Stage 1: The first stage involves placement of tissue expanders. This can either be done at the time of the mastectomy (for immediate reconstruction patients) or after the mastectomy has healed (for delayed reconstruction patients). Expanders are essentially temporary implants that act as spacers. Breast reconstruction with implants or tissue expanders, in our practice, is generally reserved for patients who do not have adequate tissue for a flap reconstruction, or do not wish to use their own tissue for reconstruction.
Stage 2: The expanders are filled as much as possible at the time of the initial surgery. Further expansion is performed in the office as required once the incisions have healed. This expansion process can require several weeks, depending on the amount of expansion required by the patient to reach the optimal breast size.

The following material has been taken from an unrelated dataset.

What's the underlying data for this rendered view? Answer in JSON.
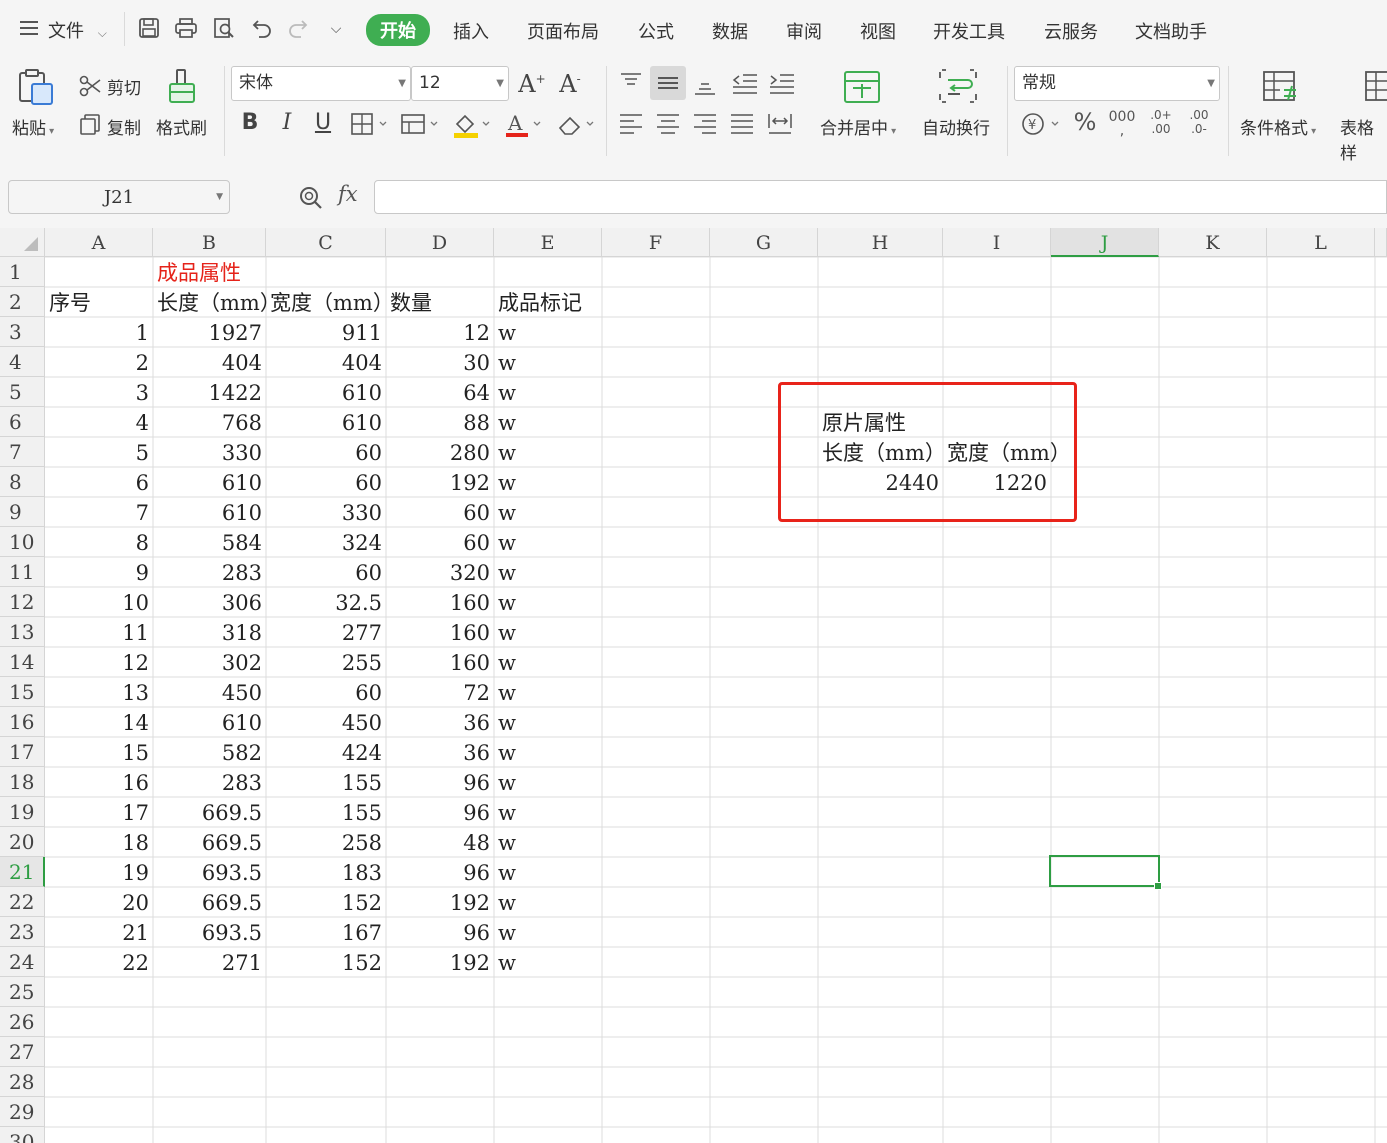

Stage 3: Once the tissue expanders are adequately filled they are exchanged for permanent breast implants. Two types of breast implants are available to patients: Saline and Silicone. It is advised that you speak with your plastic surgeon as to which implant would be best for you. Patients who undergo breast reconstruction with implants should be aware that their implants may need to be replaced at a future date.
June 4th, 2008 is my surgery date for this final step. I chose silicone implants because of my diagnoses of ductal carcinoma. With the silicone implants you get the benefit of a yearly MRI. This will also show if the cancer has come back anywhere. With the saline ones the Insurance won't pay for the yearly MRI, they will pay with the silicone ones. Dr. Melissa Goddess told me the silicone ones look much more natural and feel softer to. So I got that going for me. I am so excited I can't wait to be done with all of this and to get back to my life.
Here is a photo of a woman who has had reconstruction surgery after bilateral mastectomies. She chose silicone. I think they look pretty damn good. I wish I could show you my sister Lee's but I promised her I wouldn't.